This week I heard about Michael Novogratz on the Tim Ferriss podcast. He used to be a partner at Goldman Sachs before he left in disgrace. He went on to be president and partner at Fortress Investment Group some years later. He, like all of us, has had his rock bottoms. Job loss, rehab and more.
In a commencement speech he said, “As I have gotten older, I have realized that we have two missions on this earth: to know thyself — or as my wife would say, to sort our sh*t out — and to walk each other home. Most people I have met don’t start this journey until they have really screwed up. They’ve lost a job, ruined a marriage, abused drugs or alcohol, destroyed friendships, or just can’t get out of bed. I started my journey at 33 when I had done most of the above. I was a rising star at Goldman Sachs, I was a partner, a president, a respected man in the Wall Street community — and then I wasn’t. Right after I resigned from Goldman, I literally thought my life was over.
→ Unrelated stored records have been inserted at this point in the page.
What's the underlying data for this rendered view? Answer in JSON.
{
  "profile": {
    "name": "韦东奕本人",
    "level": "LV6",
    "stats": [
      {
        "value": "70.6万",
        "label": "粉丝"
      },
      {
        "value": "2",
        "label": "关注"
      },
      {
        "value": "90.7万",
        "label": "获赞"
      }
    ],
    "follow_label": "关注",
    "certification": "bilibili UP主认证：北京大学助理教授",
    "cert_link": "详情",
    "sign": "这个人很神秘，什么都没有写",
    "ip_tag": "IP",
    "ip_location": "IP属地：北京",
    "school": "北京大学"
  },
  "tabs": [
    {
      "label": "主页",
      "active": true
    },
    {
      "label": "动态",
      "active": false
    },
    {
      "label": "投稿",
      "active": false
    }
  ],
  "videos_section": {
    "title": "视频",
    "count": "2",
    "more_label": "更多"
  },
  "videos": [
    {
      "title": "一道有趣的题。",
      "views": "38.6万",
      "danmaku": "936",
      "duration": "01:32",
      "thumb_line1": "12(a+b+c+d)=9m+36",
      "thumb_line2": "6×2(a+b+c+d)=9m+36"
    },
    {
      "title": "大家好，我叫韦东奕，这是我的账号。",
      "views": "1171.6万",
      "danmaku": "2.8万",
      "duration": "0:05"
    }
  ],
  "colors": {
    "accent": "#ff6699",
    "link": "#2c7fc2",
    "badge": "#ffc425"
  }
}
I had ruined it.”
A lawyer he worked with at that time talked to him about his embarrassment and anxiety. The lawyer advised him to make a list of the people who would be at his funeral when he was 80. He said those are the people whose opinions he should care about. This idea was freeing for Michael and allowed him to start his climb back up the mountain.
As Marcus Aurelius wrote, “It never ceases to amaze me: we all love ourselves more than other people, but care more about their opinion than our own.”
We must remember that our own opinion is paramount. Do we feel our ladder towards success is leaning against the right wall? Are we living our life according to someone else’s idea of happiness? Are we doing something that makes us jump out of bed in the morning? Are we struggling just to make it through the day?
As Harry Potter author J. K. Rowling said while writing her book in coffee shops with her baby in tow as there was no heat in her apartment, “I was set free, because my greatest fear had already been realized, and I was still alive, and I still had a daughter whom I adored, and I had an old typewriter and a big idea. And so rock bottom became the solid foundation on which I rebuilt my life.”
Author Mandy Hale said, “Sometimes it takes losing everything you thought you needed to gain everything you ever wanted.”
Twelve American presidents lost their fathers when they were young. George Washington, Thomas Jefferson, James Monroe, Andrew Jackson, Andrew Johnson, Rutherford Hayes, James Garfield, Grover Cleveland, Herbert Hoover, Gerald Ford, Bill Clinton and Barack Obama. This is a heartbreaking tragedy, but psychologists wonder whether this loss allowed them to see that they could make it through anything which in turn led to their success.
We all have our rock bottoms. And we all have it in us to rise again. Don’t believe everything you think. Re-write your story and never give up.